*Assignment*: Keep each line of the material that includes "баллов", and leave out the rest.

*Exercise data*:

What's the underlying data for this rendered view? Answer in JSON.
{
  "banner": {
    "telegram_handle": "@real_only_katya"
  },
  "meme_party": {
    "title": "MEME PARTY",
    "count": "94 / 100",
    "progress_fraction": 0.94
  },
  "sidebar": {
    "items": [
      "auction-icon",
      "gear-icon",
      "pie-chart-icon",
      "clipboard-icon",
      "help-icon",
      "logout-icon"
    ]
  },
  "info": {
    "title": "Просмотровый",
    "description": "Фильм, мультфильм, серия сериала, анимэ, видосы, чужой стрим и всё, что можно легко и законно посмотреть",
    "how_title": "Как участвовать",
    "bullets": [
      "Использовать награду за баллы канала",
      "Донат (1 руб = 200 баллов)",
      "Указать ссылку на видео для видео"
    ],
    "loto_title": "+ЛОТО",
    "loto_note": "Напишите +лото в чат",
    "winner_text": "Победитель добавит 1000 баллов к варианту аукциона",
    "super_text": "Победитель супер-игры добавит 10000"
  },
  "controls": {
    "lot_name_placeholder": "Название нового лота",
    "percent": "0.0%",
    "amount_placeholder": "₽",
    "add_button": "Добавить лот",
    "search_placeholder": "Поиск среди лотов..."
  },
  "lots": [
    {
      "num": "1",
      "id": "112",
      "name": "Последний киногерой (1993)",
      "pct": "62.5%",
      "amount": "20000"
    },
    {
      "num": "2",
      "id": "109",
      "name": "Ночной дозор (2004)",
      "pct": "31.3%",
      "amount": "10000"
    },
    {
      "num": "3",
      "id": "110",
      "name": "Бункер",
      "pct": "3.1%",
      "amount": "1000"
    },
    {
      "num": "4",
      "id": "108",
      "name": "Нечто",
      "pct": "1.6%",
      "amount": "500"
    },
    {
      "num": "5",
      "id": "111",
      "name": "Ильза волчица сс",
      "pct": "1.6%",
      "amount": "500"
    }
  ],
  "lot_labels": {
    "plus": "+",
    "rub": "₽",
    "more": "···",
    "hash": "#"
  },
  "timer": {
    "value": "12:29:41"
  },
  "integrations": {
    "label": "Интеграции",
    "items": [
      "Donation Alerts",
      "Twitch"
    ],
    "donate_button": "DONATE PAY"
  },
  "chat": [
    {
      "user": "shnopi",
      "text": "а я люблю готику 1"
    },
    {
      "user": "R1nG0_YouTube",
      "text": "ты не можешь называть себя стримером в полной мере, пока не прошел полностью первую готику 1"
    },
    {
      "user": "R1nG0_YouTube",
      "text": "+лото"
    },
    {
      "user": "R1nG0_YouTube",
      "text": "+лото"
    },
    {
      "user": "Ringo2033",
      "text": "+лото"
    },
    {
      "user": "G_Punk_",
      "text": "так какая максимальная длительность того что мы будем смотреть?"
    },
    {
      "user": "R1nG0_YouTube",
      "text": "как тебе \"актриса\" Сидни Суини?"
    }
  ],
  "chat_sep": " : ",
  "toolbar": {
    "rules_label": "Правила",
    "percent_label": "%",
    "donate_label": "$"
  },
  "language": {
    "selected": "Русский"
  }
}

*Exercise result*:
      "Донат (1 руб = 200 баллов)",
    "winner_text": "Победитель добавит 1000 баллов к варианту аукциона",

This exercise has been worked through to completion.